Experiential learning is more than ditching the classroom for an internship. It can be leaping with 11 other young women into a rich river of modern choreography.
On Feb. 2 and 3 at the UGA Fine Arts Theatre, just before the legendary Martha Graham Dance Company danced its signature ballet, “Appalachian Spring,” for a UGA Presents audience, something marvelous happened. The program opened with a dozen UGA students in Graham’s brief, evocative “Steps in the Street.”
The 1936 work, subtitled “Devastation-Homelessness-Exile,” reflects the choreographer’s distress at the rise of facism, and is danced to music by a Georgia-born composer, Wallingford Riegger. It’s a window into Graham’s unique style, which stresses movement from the core of the body and powerfully dramatic gestures.
The Graham company’s performances, master classes and pre-performance talks engaged UGA’s students, faculty, staff and audiences during the company’s four-day residency in Athens. For “Appalachian Spring,” Associate Director of Bands Jaclyn Hartenberger led a chamber orchestra including Hugh Hodgson School of Music faculty members Shakhida Azimkhodjaeva, Kristin Jutras, D. Ray McClellan and Amy Pollard as well as graduate students and other guest musicians. At a pre-performance talk by Graham Company Artistic Director Janet Eilber, Dance Professor Emeritus Mark Wheeler donated his dissertation on Graham to the company’s archives.
The Graham company’s residency was the brainchild of Performing Arts Center Director Jeffrey Martin, who began talking with the group several years ago. Once the pandemic appeared to be waning and the proper funding was in place, he felt confident in proceeding with this project.
“Having presented the Martha Graham Dance Company previously, I knew very well the impact the company’s visit to Athens would have on our community. It’s something I have really wanted to see come to fruition since I first came to Athens,” Martin said. “It exceeded my already-high expectations.”
The Graham residency project was made possible thanks to the support of the Christine and Thomas Pavlak Performing Arts Center Endowment and the Charlie and Teresa Friedlander Community Fund at the Athens Area Community Foundation. “We are incredibly appreciative of our partners and supporters who contributed to the success of this very ambitious project,” Martin said.
The students’ performance came together in an intensely short schedule of classes and rehearsals with Elizabeth Auclair, a régisseur from the Graham company, who taught “Steps in the Street” to them.

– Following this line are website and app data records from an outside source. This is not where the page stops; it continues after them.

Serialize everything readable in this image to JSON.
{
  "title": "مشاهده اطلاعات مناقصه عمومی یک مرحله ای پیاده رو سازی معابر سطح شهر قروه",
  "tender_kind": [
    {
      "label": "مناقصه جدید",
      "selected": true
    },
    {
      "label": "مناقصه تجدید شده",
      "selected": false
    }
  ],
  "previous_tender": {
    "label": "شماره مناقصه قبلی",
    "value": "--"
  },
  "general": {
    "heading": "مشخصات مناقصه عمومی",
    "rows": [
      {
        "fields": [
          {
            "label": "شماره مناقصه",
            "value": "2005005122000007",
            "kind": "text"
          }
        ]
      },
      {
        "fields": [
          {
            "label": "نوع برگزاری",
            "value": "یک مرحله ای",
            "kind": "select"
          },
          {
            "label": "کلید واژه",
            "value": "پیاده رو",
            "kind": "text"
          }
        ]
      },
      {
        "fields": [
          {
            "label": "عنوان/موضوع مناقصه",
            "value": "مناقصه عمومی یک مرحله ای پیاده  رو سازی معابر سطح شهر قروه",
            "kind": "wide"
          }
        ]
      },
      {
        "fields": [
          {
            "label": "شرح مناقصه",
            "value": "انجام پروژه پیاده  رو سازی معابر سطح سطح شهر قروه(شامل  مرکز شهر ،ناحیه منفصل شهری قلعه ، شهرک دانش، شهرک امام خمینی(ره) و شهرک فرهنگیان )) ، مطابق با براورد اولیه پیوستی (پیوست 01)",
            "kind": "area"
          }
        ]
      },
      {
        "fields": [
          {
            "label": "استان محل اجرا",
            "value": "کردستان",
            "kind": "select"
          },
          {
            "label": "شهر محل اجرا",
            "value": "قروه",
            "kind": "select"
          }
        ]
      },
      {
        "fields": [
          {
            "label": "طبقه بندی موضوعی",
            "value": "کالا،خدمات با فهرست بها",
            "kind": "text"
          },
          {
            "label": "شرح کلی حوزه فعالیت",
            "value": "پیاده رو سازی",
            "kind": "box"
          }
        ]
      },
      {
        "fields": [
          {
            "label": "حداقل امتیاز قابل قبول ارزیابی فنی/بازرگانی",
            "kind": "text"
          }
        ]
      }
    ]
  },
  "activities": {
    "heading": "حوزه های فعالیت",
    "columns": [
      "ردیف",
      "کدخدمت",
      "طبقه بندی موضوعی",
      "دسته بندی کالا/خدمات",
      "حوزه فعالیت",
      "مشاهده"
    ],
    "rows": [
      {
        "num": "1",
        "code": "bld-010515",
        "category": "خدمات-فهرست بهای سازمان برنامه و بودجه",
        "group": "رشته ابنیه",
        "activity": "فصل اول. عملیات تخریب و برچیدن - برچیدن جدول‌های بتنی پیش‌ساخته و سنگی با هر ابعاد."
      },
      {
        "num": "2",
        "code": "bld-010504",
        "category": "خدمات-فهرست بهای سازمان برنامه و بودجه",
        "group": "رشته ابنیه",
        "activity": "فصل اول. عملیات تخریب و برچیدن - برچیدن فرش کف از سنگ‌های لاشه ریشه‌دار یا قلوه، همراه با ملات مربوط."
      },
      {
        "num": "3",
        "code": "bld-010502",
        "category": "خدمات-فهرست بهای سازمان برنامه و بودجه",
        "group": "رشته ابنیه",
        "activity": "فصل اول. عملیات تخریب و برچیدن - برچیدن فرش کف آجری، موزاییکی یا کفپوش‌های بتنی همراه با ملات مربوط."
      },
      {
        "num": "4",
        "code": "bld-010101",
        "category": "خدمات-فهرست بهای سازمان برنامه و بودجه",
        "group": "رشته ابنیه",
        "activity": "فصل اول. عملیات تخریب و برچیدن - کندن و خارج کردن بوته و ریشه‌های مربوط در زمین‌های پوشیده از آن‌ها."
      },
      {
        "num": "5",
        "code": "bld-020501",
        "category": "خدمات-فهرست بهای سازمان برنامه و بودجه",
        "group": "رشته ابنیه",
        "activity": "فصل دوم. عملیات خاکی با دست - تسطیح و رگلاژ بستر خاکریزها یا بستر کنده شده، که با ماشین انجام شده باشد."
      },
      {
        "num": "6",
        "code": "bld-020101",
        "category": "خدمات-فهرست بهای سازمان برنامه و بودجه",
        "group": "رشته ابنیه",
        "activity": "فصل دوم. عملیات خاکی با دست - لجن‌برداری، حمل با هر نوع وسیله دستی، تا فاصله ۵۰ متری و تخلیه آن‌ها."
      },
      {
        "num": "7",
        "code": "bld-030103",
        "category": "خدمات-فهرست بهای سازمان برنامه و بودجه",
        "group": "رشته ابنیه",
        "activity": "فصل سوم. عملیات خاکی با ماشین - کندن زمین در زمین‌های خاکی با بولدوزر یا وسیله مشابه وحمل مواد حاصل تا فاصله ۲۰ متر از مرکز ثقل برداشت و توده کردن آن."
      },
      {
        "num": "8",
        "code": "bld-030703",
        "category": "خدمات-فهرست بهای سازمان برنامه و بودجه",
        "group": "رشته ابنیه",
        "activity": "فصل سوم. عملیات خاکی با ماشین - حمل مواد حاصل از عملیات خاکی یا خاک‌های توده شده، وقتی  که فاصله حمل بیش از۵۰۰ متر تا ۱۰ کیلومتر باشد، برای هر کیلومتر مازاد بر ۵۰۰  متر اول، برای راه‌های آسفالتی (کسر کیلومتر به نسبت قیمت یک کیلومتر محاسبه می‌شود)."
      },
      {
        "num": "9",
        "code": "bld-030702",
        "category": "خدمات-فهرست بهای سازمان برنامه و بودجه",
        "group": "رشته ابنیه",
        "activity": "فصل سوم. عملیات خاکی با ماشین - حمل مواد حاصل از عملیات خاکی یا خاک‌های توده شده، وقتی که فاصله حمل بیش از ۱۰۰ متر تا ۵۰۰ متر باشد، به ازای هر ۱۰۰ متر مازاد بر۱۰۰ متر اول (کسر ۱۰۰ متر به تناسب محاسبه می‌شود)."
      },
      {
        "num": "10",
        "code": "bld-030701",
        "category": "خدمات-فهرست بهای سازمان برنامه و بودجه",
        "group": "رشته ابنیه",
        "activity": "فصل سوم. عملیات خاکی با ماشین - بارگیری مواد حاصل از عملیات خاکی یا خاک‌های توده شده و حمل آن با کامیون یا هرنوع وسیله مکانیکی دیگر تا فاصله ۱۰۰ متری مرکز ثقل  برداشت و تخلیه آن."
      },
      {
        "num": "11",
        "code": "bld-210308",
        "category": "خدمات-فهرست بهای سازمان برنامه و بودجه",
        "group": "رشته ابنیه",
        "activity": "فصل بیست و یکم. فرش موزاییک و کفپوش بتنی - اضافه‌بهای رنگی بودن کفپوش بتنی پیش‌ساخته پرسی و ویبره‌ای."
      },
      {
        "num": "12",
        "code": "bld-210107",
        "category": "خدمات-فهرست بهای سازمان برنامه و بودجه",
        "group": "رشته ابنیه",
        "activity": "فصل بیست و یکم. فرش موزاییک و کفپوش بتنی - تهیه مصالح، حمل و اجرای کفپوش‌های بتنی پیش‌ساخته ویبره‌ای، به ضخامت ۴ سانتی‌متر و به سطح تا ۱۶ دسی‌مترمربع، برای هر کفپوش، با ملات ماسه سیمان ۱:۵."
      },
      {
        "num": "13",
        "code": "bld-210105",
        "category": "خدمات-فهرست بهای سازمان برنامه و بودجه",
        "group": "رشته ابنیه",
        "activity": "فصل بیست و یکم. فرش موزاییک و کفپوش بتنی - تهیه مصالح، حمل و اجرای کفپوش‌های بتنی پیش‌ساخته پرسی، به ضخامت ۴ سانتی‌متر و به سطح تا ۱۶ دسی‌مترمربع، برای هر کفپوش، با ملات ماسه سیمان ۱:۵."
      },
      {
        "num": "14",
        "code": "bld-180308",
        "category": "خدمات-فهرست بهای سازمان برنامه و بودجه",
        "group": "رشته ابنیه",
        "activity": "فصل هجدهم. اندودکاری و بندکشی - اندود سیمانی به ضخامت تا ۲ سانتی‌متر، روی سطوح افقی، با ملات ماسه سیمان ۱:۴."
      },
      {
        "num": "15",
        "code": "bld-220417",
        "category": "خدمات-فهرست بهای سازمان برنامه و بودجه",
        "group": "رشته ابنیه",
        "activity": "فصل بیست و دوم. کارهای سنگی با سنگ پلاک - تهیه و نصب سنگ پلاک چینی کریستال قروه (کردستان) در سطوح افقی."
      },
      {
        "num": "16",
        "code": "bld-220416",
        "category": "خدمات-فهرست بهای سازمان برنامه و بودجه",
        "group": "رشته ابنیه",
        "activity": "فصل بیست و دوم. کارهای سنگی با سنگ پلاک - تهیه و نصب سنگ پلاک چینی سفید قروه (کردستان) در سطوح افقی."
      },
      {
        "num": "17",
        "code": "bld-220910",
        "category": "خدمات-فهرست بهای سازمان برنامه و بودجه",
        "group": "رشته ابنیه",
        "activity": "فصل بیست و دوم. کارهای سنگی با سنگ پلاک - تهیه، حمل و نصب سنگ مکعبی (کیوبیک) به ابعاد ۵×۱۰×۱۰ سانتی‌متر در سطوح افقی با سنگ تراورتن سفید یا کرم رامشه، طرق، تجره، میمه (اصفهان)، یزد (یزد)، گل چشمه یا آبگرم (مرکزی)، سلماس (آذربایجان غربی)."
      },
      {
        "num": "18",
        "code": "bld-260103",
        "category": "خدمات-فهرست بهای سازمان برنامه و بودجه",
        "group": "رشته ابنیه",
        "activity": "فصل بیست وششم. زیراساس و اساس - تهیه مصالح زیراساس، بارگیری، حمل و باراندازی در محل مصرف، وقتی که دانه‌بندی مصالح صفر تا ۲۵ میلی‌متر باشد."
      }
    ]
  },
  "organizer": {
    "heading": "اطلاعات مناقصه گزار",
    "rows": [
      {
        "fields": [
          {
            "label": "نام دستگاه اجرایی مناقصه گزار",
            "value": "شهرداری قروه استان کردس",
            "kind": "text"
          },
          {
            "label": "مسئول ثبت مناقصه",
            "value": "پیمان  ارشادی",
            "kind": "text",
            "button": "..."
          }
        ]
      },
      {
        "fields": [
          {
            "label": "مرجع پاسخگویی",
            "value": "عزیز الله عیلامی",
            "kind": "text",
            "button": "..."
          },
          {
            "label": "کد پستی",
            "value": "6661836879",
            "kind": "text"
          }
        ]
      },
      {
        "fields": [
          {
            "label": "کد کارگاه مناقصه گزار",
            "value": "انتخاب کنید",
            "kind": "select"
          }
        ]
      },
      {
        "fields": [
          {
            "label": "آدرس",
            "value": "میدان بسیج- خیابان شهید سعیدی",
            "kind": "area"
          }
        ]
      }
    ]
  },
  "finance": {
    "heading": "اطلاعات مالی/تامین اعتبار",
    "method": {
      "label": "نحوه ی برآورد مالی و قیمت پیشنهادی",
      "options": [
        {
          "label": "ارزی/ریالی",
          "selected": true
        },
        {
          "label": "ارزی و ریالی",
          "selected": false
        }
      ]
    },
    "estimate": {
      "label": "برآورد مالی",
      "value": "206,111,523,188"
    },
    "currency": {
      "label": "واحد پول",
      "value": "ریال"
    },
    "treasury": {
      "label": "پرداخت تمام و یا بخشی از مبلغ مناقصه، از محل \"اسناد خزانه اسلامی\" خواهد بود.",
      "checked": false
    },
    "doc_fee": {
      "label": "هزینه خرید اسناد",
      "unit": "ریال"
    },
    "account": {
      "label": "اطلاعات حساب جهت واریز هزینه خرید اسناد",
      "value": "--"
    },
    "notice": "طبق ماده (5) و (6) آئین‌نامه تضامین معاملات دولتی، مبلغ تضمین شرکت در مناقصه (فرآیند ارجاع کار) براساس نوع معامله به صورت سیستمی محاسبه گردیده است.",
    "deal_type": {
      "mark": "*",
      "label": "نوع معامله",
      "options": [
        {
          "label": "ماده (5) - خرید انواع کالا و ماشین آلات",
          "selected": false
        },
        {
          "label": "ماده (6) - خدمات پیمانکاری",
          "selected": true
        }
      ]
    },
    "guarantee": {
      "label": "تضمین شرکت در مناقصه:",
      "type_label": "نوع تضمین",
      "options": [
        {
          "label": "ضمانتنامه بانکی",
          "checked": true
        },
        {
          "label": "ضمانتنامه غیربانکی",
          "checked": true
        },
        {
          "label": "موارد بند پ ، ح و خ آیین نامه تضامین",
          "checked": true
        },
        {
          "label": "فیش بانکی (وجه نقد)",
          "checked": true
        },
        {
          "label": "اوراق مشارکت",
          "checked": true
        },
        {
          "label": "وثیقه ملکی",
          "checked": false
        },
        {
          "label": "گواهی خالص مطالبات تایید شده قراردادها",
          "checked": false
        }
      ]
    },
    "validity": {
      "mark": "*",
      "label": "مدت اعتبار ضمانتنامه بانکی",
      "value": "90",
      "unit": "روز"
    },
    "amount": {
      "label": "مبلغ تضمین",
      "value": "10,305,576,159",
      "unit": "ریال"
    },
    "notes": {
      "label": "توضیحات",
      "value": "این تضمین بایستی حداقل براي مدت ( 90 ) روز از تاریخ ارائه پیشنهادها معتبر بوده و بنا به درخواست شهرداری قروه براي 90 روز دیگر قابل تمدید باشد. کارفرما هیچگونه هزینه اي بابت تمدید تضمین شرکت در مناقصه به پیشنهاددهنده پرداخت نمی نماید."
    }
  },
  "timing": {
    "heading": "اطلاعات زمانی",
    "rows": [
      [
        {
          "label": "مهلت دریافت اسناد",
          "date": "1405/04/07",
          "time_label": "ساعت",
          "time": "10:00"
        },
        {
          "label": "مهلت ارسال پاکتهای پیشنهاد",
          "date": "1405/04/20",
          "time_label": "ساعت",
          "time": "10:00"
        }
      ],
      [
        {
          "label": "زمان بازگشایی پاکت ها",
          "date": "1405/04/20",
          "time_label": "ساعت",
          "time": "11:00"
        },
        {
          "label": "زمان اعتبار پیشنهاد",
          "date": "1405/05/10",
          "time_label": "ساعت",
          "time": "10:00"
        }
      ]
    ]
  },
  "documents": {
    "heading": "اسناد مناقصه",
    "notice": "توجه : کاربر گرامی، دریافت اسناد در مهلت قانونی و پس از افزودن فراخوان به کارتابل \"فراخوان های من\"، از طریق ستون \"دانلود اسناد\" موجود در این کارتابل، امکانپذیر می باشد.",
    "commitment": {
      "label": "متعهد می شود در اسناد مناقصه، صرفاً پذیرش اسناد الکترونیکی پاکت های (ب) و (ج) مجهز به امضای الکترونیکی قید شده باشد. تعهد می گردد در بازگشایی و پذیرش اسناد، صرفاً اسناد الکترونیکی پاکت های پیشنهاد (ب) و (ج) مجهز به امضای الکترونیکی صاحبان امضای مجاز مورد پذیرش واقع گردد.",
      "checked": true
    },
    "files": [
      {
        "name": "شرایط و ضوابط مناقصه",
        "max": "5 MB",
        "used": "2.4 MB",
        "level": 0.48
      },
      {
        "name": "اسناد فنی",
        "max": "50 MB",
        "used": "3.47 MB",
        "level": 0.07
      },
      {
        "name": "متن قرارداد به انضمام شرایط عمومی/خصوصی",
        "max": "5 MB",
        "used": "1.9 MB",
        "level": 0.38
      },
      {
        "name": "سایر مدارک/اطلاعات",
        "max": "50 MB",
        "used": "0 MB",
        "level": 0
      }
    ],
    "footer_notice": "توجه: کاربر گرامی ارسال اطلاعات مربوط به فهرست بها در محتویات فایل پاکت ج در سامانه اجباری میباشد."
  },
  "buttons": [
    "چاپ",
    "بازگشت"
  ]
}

“Jan. 20 was her first day here,” said professor of dance Lisa Fusillo, who organized Auclair’s residency and this production by putting together a roster of funders. “She led a master class in Graham Technique, then had an audition where she took 12 dancers and two understudies. They worked every single day for two weeks with two days off. It was a crash course in the Graham Technique and style. I think they did a beautiful job.
“It gave the students tremendous insight into what working as a professional artist is like. The focus, the intensity, the integrity they brought to every rehearsal was really a fabulous experience. And it is the embodiment of experiential learning,” Fusillo said.
“It was fantastic,” Auclair said. “Even though they didn’t have a lot of Graham Technique training, they were so open and willing to explore this realm. It was extremely rewarding for me to work with them. They really sunk their teeth in, and they really wanted to go in deep. They all worked hard to manifest their physicality. They were absolutely on board to make that happen.
“They became very dear to me over the two weeks. I was struck by how astute they are. They seem to be very present in their lives and very actively engaged in what they’re doing. My curiosity is piqued to see what they do next and next,” Auclair said.
One dancer literally stood out from the ensemble: third-year dance and English double major Erin O’Keefe from Kennesaw, who was chosen by Auclair to dance the lead role.
“That was a really exciting moment. I was literally overjoyed,” O’Keefe said. “Having an opportunity like this was incredible and not something I could ever imagine I would get to do.”
Auclair, O’Keefe says, “was incredible. Just a great teacher. Really inspiring. She made the process really memorable and special.”
In the final rehearsal, Auclair watched intently, making gentle corrections: “We have two different philosophies in the back row there … you’ve got to follow the sound … really, really honoring what you’re hearing.” The dancers moved with precision and force to orchestral music that’s startlingly funky for the mid-1930s.
Auclair finished with a kind of benediction: “All the work is done. It’s in your body.”
When the dancers arrived at the hall for the first performance, they were greeted by a letter from Eilber that concluded, “As you perform ‘Steps in the Street,’ you join the amazing group of dancers who have brought this revolutionary dance to life over the last 78 years. Welcome. We are wishing you every success.”
At the conclusion of “Steps in the Street,” the audience exploded with applause. When that ended, another wave of applause came from backstage—the Graham company clapping, hooting and hollering for their younger colleagues, who were having an experience they will never forget.
“It was the most important performance of my life,” O’Keefe said, “so far.”